Greenville has struck gold with a long-overdue new release from one of its own favorite sons. MAC MCCLOUD‘s deeply personal new solo effort, My Heart is Sinking is more than rocket science; it’s the blues. It’s Mac’s first album since 2002, and he sounds better than ever. What we got here is six songs split evenly between solo acoustic numbers and those with a band comprised of a veritable who’s who of veteran Southern musicians: Frank Wilkie (The Marshall Tucker Band) on bass, Tez Sherard (Edwin McCain, et al.) on drums, Kym MacKinnon (The Hipshakers) on guitars, and Ricky Godfrey (Garfeel Ruff) on piano.
The traditional “Frankie and Johnny Boogie” opens the album, a jump blues number with a snug feel that immediately lets the listeners know that they have found the real thing. The astounding intertwining solos are, well, music to the ears. Next comes a McCloud solo rendition of Eric Bibb’s “Don’t Ever Let Nobody Drag Your Spirit Down”, a wonderful showcase of Mac’s command of for-real, heartfelt, close-up blues. The third cut is a McCloud original, a slow blues tune called “My Heart is Sinking”, where the band demonstrates how the blues should be played. “Can’t Stand the Pain” the fourth track, is another acoustic cut in which McCloud displays his decades-long knowledge of the guitar. Another original a fun rumba tune called “Henry the VIII” that again showcases the band, with Ricky Godfrey playing great piano under McCloud’s scalding solo work. Kym MacKinnon caps off the tune with a blistering solo. The final song on the album is Charlie Rich’s “Feel Like Going Home”, an acoustic effort that effectively puts the listener in the mood to either bay at the moon or crawl under the bed, but in a sublime, melancholy way. Mac makes the tune sound like a McCloud original.
When we asked Mac what made him decide to release this album now, he answered, “I’ve learned a bunch of new stuff over the last year or year and a half, jump blues and some fun acoustic stuff. I thought I needed to put some of it together and release it. It’s been too long.” We’re sure glad now is the time; this album has all the earmarks of one for the ages.
Mr. Gene’s thoughts on Mac McCloud, from the liner notes of 2002’s “Mac McCloud & The Hip Shakers:”

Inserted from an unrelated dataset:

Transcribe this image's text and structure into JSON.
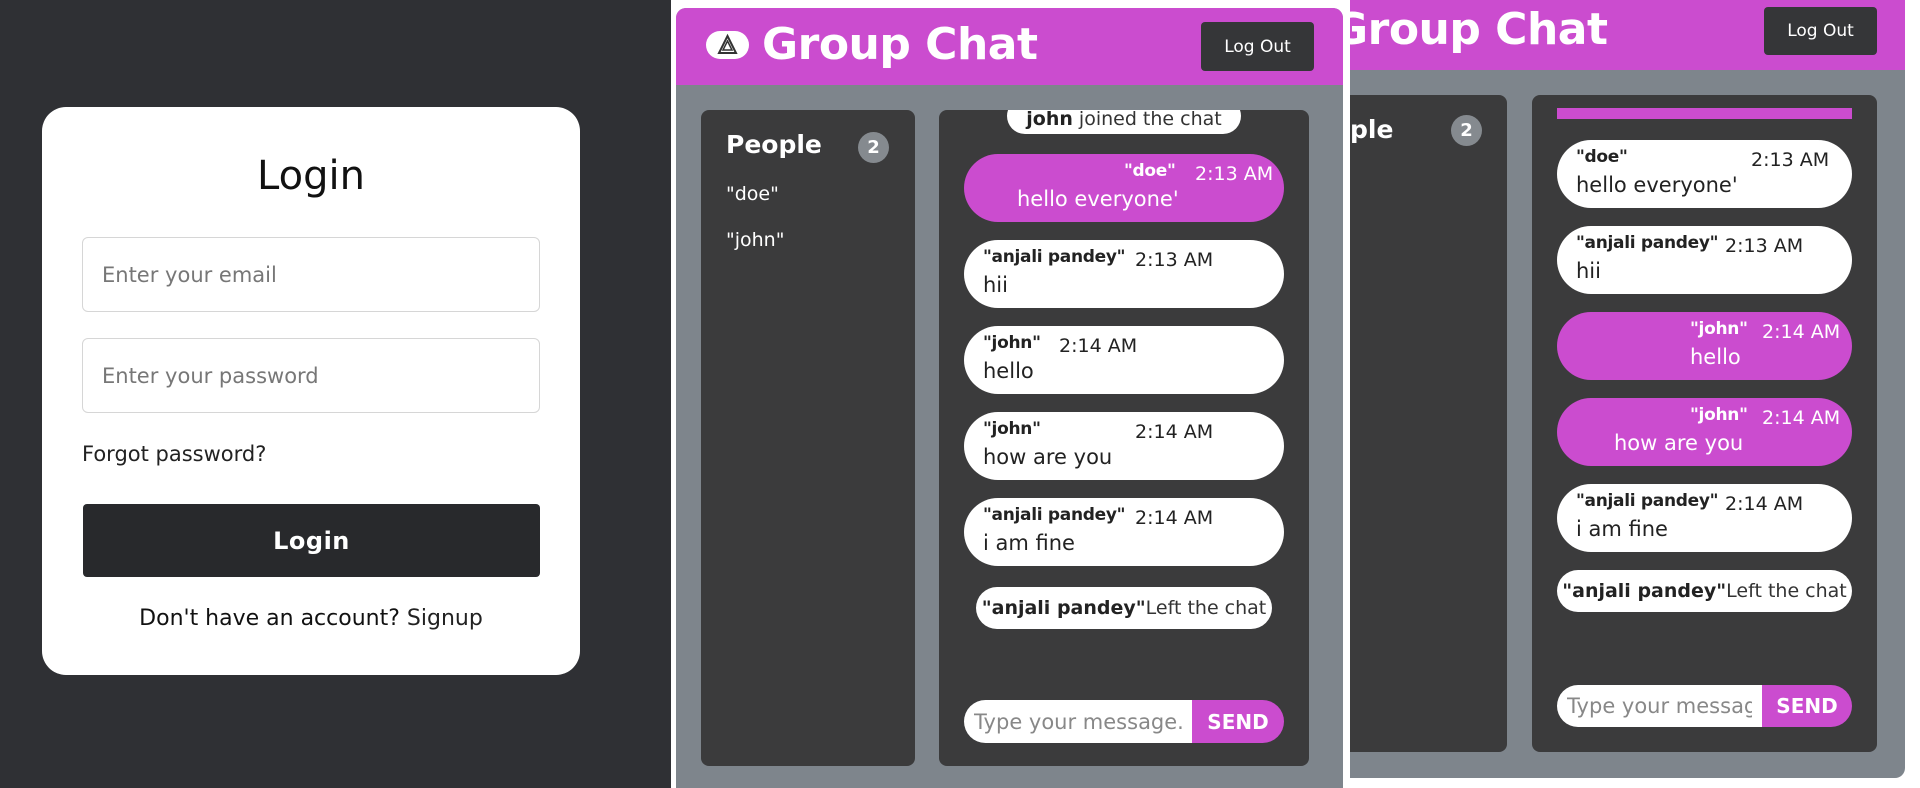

Blues music from the time of Robert Johnson through to Buddy Guy and on forward past Stevie Ray Vaughan has been all about putting the song over and doing so using real emotions, real life experiences and a whole lot of passion. Living in and around South Carolina also probably had a lot to do with it for Mac McCloud. The blues never went out of favor around here – from the hillbilly roadhouses to the soul-town juke joints, the blues has always been nearby for the Southern locals. Mac brings a spiritual intensity his music that springs from 20 years of hard-won blues education and his early experiences in Southern gospel. Yeah, he can play guitar behind his back or with his teeth and all that, but if you ask him he’ll grin, shuffle his feet and say, “Uh, what I’m really into is this new song I’m workin’ up and trying to steal some ideas from a Jimmy Smith CD I’m diggin.'” Just go see him live; you’ll remember why the blues are one of America’s greatest gifts.
My Heart Is Sinking is in-stock now on CD at Horizon Records, along with Mac McCloud & The Hip Shakers.